From Trading Post & Camper’s Lounge to Administration Building to Staff Lounge
By Pati Egan
One of the oldest original structures at Camp Ondessonk is the building pictured above. The date it was constructed is not mentioned in the 50th Anniversary Book, but I assume it was very early in Camp’s history. What you would call this building depends on when you were active at Camp. Since most people are familiar with it being called the Administration Building, that’s the general term I’ll use in this article.
As with most building projects at Camp, a group of volunteers began this building that housed the Trading Post, Camper’s Lounge, and, perhaps, a Staff Lounge. Very little history of the original plan for the building is available. Due to the size of the building, it seems logical that other uses were in the works.
This photo, from the early to mid-1960s, shows girls’ staff on the porch and the steps. The steps would eventually be rebuilt to be twice as wide as the original stairway.
Pictured above is the Camper’s Lounge in the original building. This stayed the Camper’s Lounge until at least the late 1980s. It would be used for Sunday Check in and Saturday Check Out. Two-week units would also use it for a few evening activities. It was also used for camper activities during inclement weather. As Camp grew, its use as a Camper’s Lounge was not practical. It held glass cases with artifacts found around Camp, and the original Trading Post occupied one corner at the rear of the building.
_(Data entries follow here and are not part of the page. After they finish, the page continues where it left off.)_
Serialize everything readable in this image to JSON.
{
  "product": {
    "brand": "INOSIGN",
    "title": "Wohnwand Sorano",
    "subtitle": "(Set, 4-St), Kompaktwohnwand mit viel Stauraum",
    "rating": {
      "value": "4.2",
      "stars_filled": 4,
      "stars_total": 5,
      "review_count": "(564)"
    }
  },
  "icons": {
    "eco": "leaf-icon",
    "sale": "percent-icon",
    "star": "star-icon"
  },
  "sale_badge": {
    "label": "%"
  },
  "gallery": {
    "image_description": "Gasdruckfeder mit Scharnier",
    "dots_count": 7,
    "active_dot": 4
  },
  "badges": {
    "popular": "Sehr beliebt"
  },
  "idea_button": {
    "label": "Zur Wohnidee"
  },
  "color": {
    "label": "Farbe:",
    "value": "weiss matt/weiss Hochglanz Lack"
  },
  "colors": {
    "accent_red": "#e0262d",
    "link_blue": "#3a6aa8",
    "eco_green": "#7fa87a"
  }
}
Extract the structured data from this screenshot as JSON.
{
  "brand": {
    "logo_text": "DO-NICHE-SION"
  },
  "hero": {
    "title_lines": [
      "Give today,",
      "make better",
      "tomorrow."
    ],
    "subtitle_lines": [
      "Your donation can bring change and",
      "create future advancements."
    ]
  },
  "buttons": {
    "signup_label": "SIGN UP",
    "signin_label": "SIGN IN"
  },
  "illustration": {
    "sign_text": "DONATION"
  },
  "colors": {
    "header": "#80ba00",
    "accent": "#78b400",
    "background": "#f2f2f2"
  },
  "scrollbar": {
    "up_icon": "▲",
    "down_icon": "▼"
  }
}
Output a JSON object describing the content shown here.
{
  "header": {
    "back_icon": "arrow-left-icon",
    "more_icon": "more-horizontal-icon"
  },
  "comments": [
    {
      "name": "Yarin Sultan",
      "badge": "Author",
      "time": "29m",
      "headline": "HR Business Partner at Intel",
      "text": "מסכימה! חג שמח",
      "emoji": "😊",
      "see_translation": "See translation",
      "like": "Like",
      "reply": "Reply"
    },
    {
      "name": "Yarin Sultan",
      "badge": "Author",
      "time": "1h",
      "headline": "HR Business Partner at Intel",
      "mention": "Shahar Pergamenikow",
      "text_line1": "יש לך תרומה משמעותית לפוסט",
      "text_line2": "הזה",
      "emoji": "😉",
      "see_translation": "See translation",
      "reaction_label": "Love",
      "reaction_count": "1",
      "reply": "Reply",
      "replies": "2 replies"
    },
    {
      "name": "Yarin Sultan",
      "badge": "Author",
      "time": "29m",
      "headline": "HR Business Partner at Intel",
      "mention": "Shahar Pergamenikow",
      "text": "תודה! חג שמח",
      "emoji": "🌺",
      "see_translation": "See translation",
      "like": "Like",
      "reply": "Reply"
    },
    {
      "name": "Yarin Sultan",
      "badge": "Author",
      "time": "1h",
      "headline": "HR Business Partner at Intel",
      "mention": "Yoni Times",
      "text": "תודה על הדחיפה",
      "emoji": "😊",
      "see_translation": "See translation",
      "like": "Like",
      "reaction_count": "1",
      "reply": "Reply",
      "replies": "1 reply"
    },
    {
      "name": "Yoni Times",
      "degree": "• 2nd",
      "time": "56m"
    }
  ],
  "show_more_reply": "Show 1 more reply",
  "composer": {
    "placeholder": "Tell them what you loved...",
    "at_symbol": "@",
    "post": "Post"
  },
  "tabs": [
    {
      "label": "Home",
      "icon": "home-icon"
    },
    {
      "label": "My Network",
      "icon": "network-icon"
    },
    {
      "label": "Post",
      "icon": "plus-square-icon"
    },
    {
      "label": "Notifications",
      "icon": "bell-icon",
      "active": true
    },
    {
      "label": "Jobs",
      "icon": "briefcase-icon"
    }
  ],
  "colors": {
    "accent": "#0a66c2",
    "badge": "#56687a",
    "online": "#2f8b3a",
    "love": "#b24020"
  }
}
When the Trading Post was built in the late 1960s, this building became formally known as the Administration Building. It held a Program Office – used as the summer camp office. The original building’s boards are horizontal, but if you look closely at this picture, you’ll notice that the boards by the sign are vertical. This is an addition to the original structure and ran the length of the building along the back. The addition originally housed a sleeping area, a place for mail to be sorted, and a soda room. An area known as the GQ (Gentleman’s Quarters) was housed from the porch to the new addition. By the 1980s this area became the Program Director’s office, and the Personnel Director’s office and apartment.
The Program Director’s office located in the front of the building.
The Personnel Director’s office was in the back. Check out the three rotary phones on the desk. The white phone was a Camp intercom phone that linked Fournie Lodge, the kitchen, infirmary, and, in theory, Durbin’s barn – that never worked out!
The lifeblood of the Camp was the Office! The Office Manager (one person) was responsible for blowing the bugles (taped, and I can’t find proof of this but I recall the album was Louis Armstrong doing bugle calls), answering the phone, sorting camper mail, and anything else that needed done. The office was one of the few air-conditioned places at Camp. This made it very popular with very hot staff.
The very small camp office.
On Sundays, the Administration Building took on a life of its own! There were no pre-selected units. Campers would get a number when entering Camp and then wait in front of the building for a welcome from the director and introductions of the Unit Leaders. Everything was done at registration – paying your fee, buying “credit cards” (later known as Barter Bucks), and buying your unit shirt. The numbers enabled parents to get a good idea how long they had to wait to register their camper and, if they chose, to enjoy a delicious smorgasbord for a small fee in the Dining Hall. It was chaotic and hectic. Thank goodness for the way check-in is done now! Parents would arrive at 7:00 a.m. to ensure that their camper would get the unit they wanted.
Sunday madness! Campers being welcomed by then Camp Director Gene Canavan.
Introduction of Unit Leaders by Claire Hatch.
Eventually, the Administration Building became the Staff Lounge and various offices for Lodge and staff functions. Plumbing was added along with air conditioning.
The bugle calls are now automated, and the Office Manager no longer is dependent on an alarm clock to get the Camp up on time and being where they need to be throughout the day.
There are still the memories of campers buying craft supplies and a cool drink on a hot day. Memories of staff having the time of their lives in the original staff lounge and the remodeled staff lounge – of begging anyone for a quarter (soda was cheaper then) to get a cold drink after a long day – staff memories of playing guitars on the porch and bonding in a way that is uniquely Camp Ondessonk. It is a building rich in memories and tradition. It can also be quite breathtaking when walking up the hill from LaLande late at night and seeing its lights shining as a welcome beacon to remind you that you are home.
Click here to learn more about Camp Ondessonk’s history.
Click here to visit Camp Ondessonk Wikipedia page.